Photograph of The Haenigsens, Bucks County Playhouse, 1941. Sunday Call-Chronicle, 1941. Image courtesy of the Spruance Collection of the Bucks County Historical Society.
Education and Training
Correspondence course (illustration) with Eugene Zimmerman, 1917
Self-study through copying cartoons and illustrations from magazines
Teachers and Influences
George Harriman, cartoonist of Baron Bean and Krazy Kat
Colleagues include Bugs Baer, Milt Gross, Rube Goldberg, Bill Holman, Chic Young, Ernie Bushmiller, Milt Caniff, and Al Capp
Connection to Bucks County
Harry Haenigsen first moved to Lumberville in 1931 with his wife Bobby (stage name Jeanette Kerr), but they stayed only briefly. They came back to the Solebury-New Hope area in 1939 and lived in Lambertville, New Jersey, just across the river from New Hope and in Ivyland. Haenigsen was director of the renowned Bucks County Playhouse and the Playhouse Inn, New Hope, which was started by Donald Walker and Odette before she opened Chez Odette. He was also director of the first Lambertville Art Shad Festival in 1981 and that same year he published a shad cookbook.
Colleagues and Affiliations
Harry Haenigsen's first wife Bobby, was an accomplished singer and dancer. She worked with George M. Cohan and as a soloist with John Phillip Sousa, using the stage name of Jeanette Kerr. Her tragic death in a car crash in 1968 also spelled the end of the Penny and Our Bill strips as far as Haenigsen was concerned. (They were drawn by other artists until 1973.) Haenigsen married the painter Ellen Hall in 1971. Bill Ney was a friend, and Haenigsen was associated with many in local theater scene, such St. John Terrell, in his capacity as director of the renowned Bucks County Playhouse and the Playhouse Inn.
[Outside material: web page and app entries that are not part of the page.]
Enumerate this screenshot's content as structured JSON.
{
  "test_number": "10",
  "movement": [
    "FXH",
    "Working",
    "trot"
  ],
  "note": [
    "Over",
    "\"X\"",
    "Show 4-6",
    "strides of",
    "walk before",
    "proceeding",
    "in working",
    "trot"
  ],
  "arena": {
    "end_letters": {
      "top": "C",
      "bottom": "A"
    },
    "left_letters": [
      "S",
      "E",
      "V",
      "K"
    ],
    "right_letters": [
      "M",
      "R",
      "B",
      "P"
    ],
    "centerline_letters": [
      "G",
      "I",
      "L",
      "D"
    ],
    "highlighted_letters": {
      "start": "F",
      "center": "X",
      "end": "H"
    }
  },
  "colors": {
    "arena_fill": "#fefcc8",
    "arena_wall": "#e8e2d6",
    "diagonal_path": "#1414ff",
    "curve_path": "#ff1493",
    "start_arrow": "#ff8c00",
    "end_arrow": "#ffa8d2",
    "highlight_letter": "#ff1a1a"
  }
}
Photograph of Harry Haenigsen by Maynard Clark. James A. Michener Art Museum. Gift of Philip A. and Dianna T. Betsch.
Teaching and Professional Appointments
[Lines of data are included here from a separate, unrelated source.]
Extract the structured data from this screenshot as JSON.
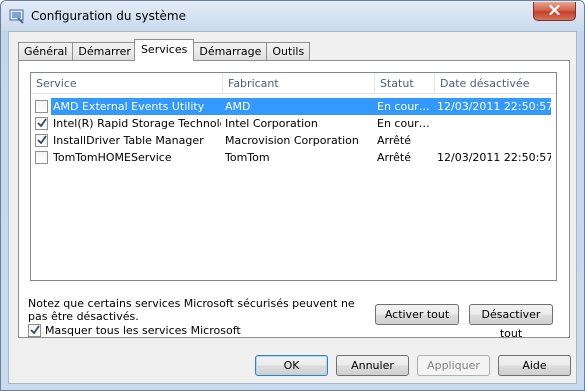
{
  "window": {
    "title": "Configuration du système",
    "icon": "msconfig-icon"
  },
  "tabs": [
    {
      "label": "Général",
      "active": false
    },
    {
      "label": "Démarrer",
      "active": false
    },
    {
      "label": "Services",
      "active": true
    },
    {
      "label": "Démarrage",
      "active": false
    },
    {
      "label": "Outils",
      "active": false
    }
  ],
  "services": {
    "columns": [
      "Service",
      "Fabricant",
      "Statut",
      "Date désactivée"
    ],
    "rows": [
      {
        "checked": false,
        "selected": true,
        "service": "AMD External Events Utility",
        "fabricant": "AMD",
        "statut": "En cour…",
        "date": "12/03/2011 22:50:57"
      },
      {
        "checked": true,
        "selected": false,
        "service": "Intel(R) Rapid Storage Technology",
        "fabricant": "Intel Corporation",
        "statut": "En cour…",
        "date": ""
      },
      {
        "checked": true,
        "selected": false,
        "service": "InstallDriver Table Manager",
        "fabricant": "Macrovision Corporation",
        "statut": "Arrêté",
        "date": ""
      },
      {
        "checked": false,
        "selected": false,
        "service": "TomTomHOMEService",
        "fabricant": "TomTom",
        "statut": "Arrêté",
        "date": "12/03/2011 22:50:57"
      }
    ]
  },
  "note": "Notez que certains services Microsoft sécurisés peuvent ne pas être désactivés.",
  "hide_ms": {
    "label": "Masquer tous les services Microsoft",
    "checked": true
  },
  "buttons": {
    "enable_all": "Activer tout",
    "disable_all": "Désactiver tout",
    "ok": "OK",
    "cancel": "Annuler",
    "apply": "Appliquer",
    "help": "Aide"
  }
}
Faculty member, Famous Artists Schools Course
Affiliations and Memberships
Founding member, National Cartoonist Society
Society of Illustrators
Philadelphia Academy of Fine Arts
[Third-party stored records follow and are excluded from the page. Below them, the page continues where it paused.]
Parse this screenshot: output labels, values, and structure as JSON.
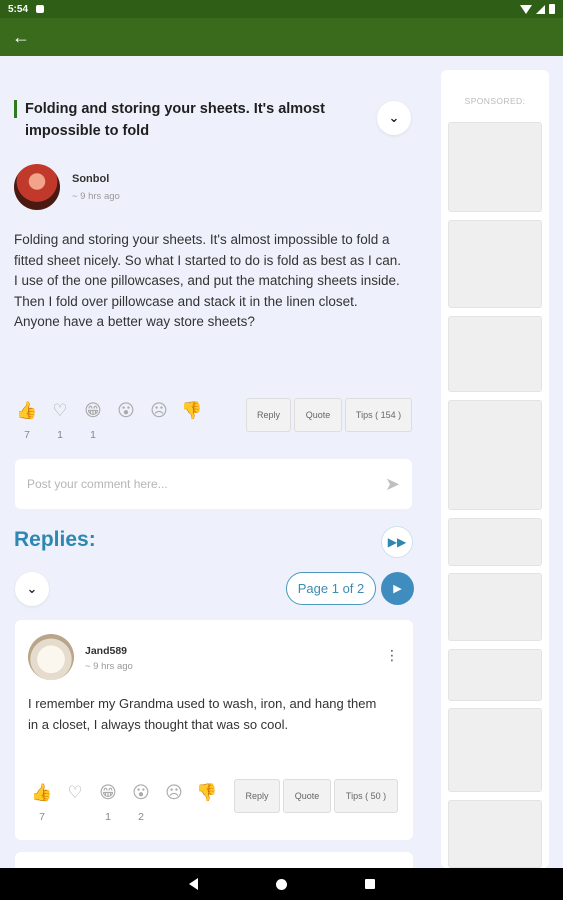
{
  "status": {
    "time": "5:54"
  },
  "post": {
    "title": "Folding and storing your sheets. It's almost impossible to fold",
    "author": "Sonbol",
    "time": "~ 9 hrs ago",
    "body": "Folding and storing your sheets. It's almost impossible to fold a fitted sheet nicely. So what I started to do is fold as best as I can.\nI use of the one pillowcases, and put the matching sheets inside. Then I fold over pillowcase and stack it in the linen closet. Anyone have a better way store sheets?",
    "reactions": [
      {
        "icon": "thumbs-up-icon",
        "glyph": "👍",
        "count": "7"
      },
      {
        "icon": "heart-icon",
        "glyph": "♡",
        "count": "1"
      },
      {
        "icon": "grin-icon",
        "glyph": "😁",
        "count": "1"
      },
      {
        "icon": "surprised-icon",
        "glyph": "😮",
        "count": ""
      },
      {
        "icon": "sad-icon",
        "glyph": "☹",
        "count": ""
      },
      {
        "icon": "thumbs-down-icon",
        "glyph": "👎",
        "count": ""
      }
    ],
    "buttons": {
      "reply": "Reply",
      "quote": "Quote",
      "tips": "Tips ( 154 )"
    }
  },
  "comment": {
    "placeholder": "Post your comment here..."
  },
  "replies": {
    "title": "Replies:",
    "page_label": "Page 1 of 2",
    "items": [
      {
        "author": "Jand589",
        "time": "~ 9 hrs ago",
        "body": "I remember my Grandma used to wash, iron, and hang them in a closet, I always thought that was so cool.",
        "reactions": [
          {
            "icon": "thumbs-up-icon",
            "glyph": "👍",
            "count": "7"
          },
          {
            "icon": "heart-icon",
            "glyph": "♡",
            "count": ""
          },
          {
            "icon": "grin-icon",
            "glyph": "😁",
            "count": "1"
          },
          {
            "icon": "surprised-icon",
            "glyph": "😮",
            "count": "2"
          },
          {
            "icon": "sad-icon",
            "glyph": "☹",
            "count": ""
          },
          {
            "icon": "thumbs-down-icon",
            "glyph": "👎",
            "count": ""
          }
        ],
        "buttons": {
          "reply": "Reply",
          "quote": "Quote",
          "tips": "Tips ( 50 )"
        }
      }
    ]
  },
  "sidebar": {
    "label": "SPONSORED:"
  },
  "colors": {
    "appbar": "#3a6b1d",
    "accent": "#2d87b0",
    "title_bar": "#2f7a1f"
  }
}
Museum of Modern Art
New York City Club
New York City Coffee House